I am reading Louise Bogan’s bio again, connecting with the turmoil of her young life. She recalls her mother as being unhappy and ready to take it out on her family. Her mother had relations with other men while exacting inappropriate feelings from her son. I understand being raised by a mother mired in an unrequited life, but I wish I could extricate myself from her long tail of dissatisfaction and chaos.

When the bare eyes were before me

And the hissing hair,

Held up at a window, seen through a door.

The stiff bald eyes, the serpents on the forehead

Formed in the air.

–excerpted from Medusa by Louise Bogan

I Write, Therefore I am Korean

My second book, out now from Hanging Loose Press

My first book, One Daughter is Worth Ten Sons, took me about five years to put together. This second book, I Used To Be Korean, took a little bit less time. But, golly gee, book writing just takes a long time, huh?

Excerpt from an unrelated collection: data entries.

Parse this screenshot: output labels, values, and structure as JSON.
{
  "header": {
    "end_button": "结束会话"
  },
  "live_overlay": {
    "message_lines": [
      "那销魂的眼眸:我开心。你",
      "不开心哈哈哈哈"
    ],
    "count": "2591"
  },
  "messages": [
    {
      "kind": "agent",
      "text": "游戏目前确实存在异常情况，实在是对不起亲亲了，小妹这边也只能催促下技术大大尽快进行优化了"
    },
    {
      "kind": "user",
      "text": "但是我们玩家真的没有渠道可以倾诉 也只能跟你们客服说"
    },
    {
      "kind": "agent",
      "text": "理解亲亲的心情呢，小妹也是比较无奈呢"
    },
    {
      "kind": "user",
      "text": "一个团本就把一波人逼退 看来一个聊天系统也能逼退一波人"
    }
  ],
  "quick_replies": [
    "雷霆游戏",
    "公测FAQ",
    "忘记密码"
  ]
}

I wonder at how people put out all their volumes and collections. I am amazed at the speed of their output and it brings me to wonder about my snail’s pace. I do honor and respect my output for what it is: I am a preschool teacher who up ’til last July was trying to take care of my Old Ladies. But they are both gone now and “every day is like Sunday; every day is silent and gray.” That should leave me more time to write, you say? Well, in theory, yes it should. But it’s not working out that way.

I think about Harley Elliott, a poet whom I trust to set me straight on the way of our finite human condition. I do mean the way we deal with being alive and how we make the most of our time on earth. Harley has published 11 books of poetry with two books out in 2020!: The Mercy of Distance (Hanging Loose Press) and Creature Way (Spartan Press) so he must know about finding the way to more writing.

I think of Bob Hershon who wrote about fifteen books throughout his writing life. His work is a body of knowledge connoting confidence, a savvy outlook on life with little second guessing. I admire that kind of knowing. Bob’s way of seeing the world. You may not be born with it, but it can be borne within you. It’s been almost two weeks since Bob passed and I am just coming to terms with knowing that we won’t be hanging out in his backyard, sipping on reasonably priced wine whilst ducking wayward acorns from those sassy Boerum Hill squirrels.

I know I will honor his memory and legacy by writing as much poetry as I can.

In memorium, Bob Hershon, poet, publisher, friend and eternal student of the School of Keep On Keeping On:

A Bad Dinner

by Bob Hershon

They gave me a bad dinner, not to make me a stranger
–Betsy Sheridan’s journal

They pelted me with rocks, not to take their love as my due

They burned my poems and papers, not to permit my self-love to

mount

They denounced me to the FBI, so I would not grow smug, in

comfort

and take their good will as a given

They pulled out my eyelashes, so I would not blink in amazment

They blew their noses in my socks, so I would not strut

They carved my name on a headstone, not to forget that I was

one of theirs, and they begin to carve the dates